# What you need to do
Apart from the images, repeat the data below exactly as written.

# Dataset excerpts
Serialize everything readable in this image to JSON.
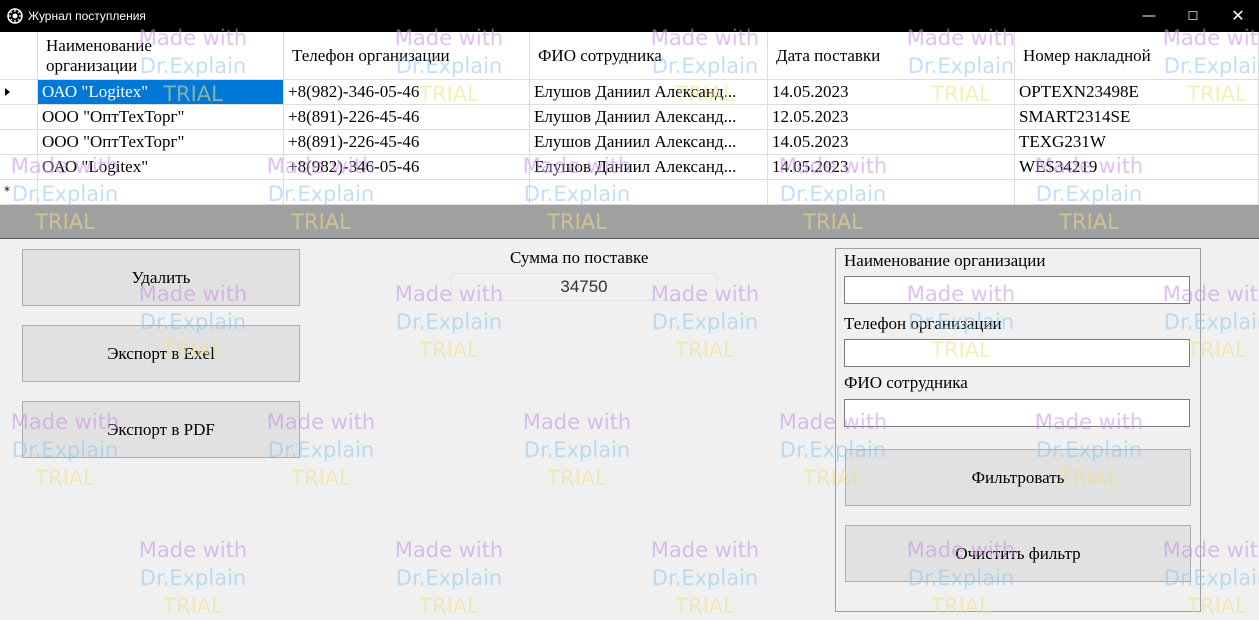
{
  "window": {
    "title": "Журнал поступления",
    "minimize": "—",
    "maximize": "☐",
    "close": "✕"
  },
  "grid": {
    "columns": [
      "Наименование организации",
      "Телефон организации",
      "ФИО сотрудника",
      "Дата поставки",
      "Номер накладной"
    ],
    "rows": [
      [
        "ОАО \"Logitex\"",
        "+8(982)-346-05-46",
        "Елушов Даниил Александ...",
        "14.05.2023",
        "OPTEXN23498E"
      ],
      [
        "ООО \"ОптТехТорг\"",
        "+8(891)-226-45-46",
        "Елушов Даниил Александ...",
        "12.05.2023",
        "SMART2314SE"
      ],
      [
        "ООО \"ОптТехТорг\"",
        "+8(891)-226-45-46",
        "Елушов Даниил Александ...",
        "14.05.2023",
        "TEXG231W"
      ],
      [
        "ОАО \"Logitex\"",
        "+8(982)-346-05-46",
        "Елушов Даниил Александ...",
        "14.05.2023",
        "WES34219"
      ]
    ]
  },
  "actions": {
    "delete": "Удалить",
    "export_excel": "Экспорт в Exel",
    "export_pdf": "Экспорт в PDF"
  },
  "sum": {
    "label": "Сумма по поставке",
    "value": "34750"
  },
  "filter": {
    "org_label": "Наименование организации",
    "org_value": "",
    "phone_label": "Телефон организации",
    "phone_value": "",
    "employee_label": "ФИО сотрудника",
    "employee_value": "",
    "apply": "Фильтровать",
    "clear": "Очистить фильтр"
  },
  "watermark": {
    "line1": "Made with",
    "line2": "Dr.Explain",
    "line3": "TRIAL"
  }
}
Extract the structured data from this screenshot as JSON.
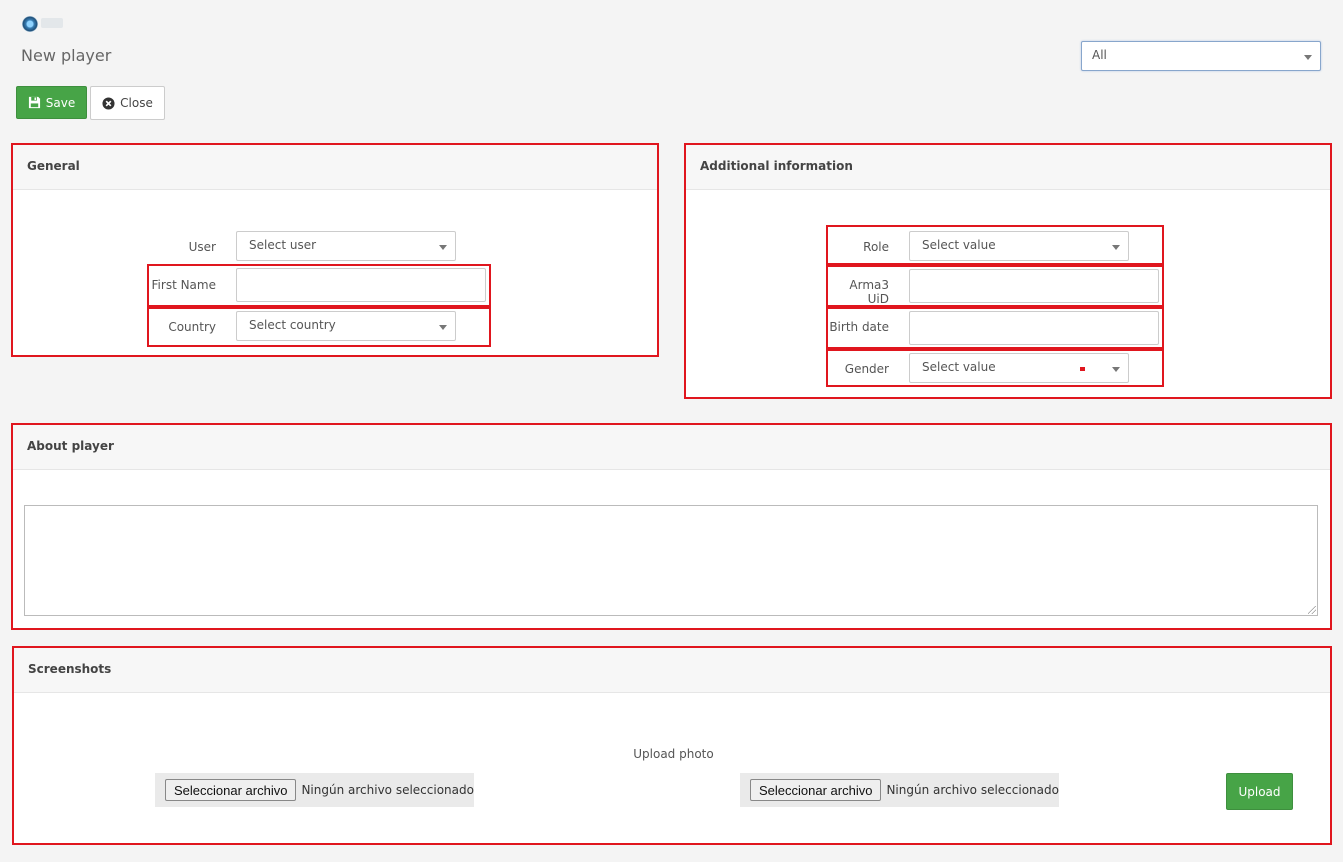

# Solution
Serialize everything readable in this image to JSON.
{
  "window": {
    "title": "Журнал поступления",
    "minimize": "—",
    "maximize": "☐",
    "close": "✕"
  },
  "grid": {
    "columns": [
      "Наименование организации",
      "Телефон организации",
      "ФИО сотрудника",
      "Дата поставки",
      "Номер накладной"
    ],
    "rows": [
      [
        "ОАО \"Logitex\"",
        "+8(982)-346-05-46",
        "Елушов Даниил Александ...",
        "14.05.2023",
        "OPTEXN23498E"
      ],
      [
        "ООО \"ОптТехТорг\"",
        "+8(891)-226-45-46",
        "Елушов Даниил Александ...",
        "12.05.2023",
        "SMART2314SE"
      ],
      [
        "ООО \"ОптТехТорг\"",
        "+8(891)-226-45-46",
        "Елушов Даниил Александ...",
        "14.05.2023",
        "TEXG231W"
      ],
      [
        "ОАО \"Logitex\"",
        "+8(982)-346-05-46",
        "Елушов Даниил Александ...",
        "14.05.2023",
        "WES34219"
      ]
    ]
  },
  "actions": {
    "delete": "Удалить",
    "export_excel": "Экспорт в Exel",
    "export_pdf": "Экспорт в PDF"
  },
  "sum": {
    "label": "Сумма по поставке",
    "value": "34750"
  },
  "filter": {
    "org_label": "Наименование организации",
    "org_value": "",
    "phone_label": "Телефон организации",
    "phone_value": "",
    "employee_label": "ФИО сотрудника",
    "employee_value": "",
    "apply": "Фильтровать",
    "clear": "Очистить фильтр"
  },
  "watermark": {
    "line1": "Made with",
    "line2": "Dr.Explain",
    "line3": "TRIAL"
  }
}
Extract the structured data from this screenshot as JSON.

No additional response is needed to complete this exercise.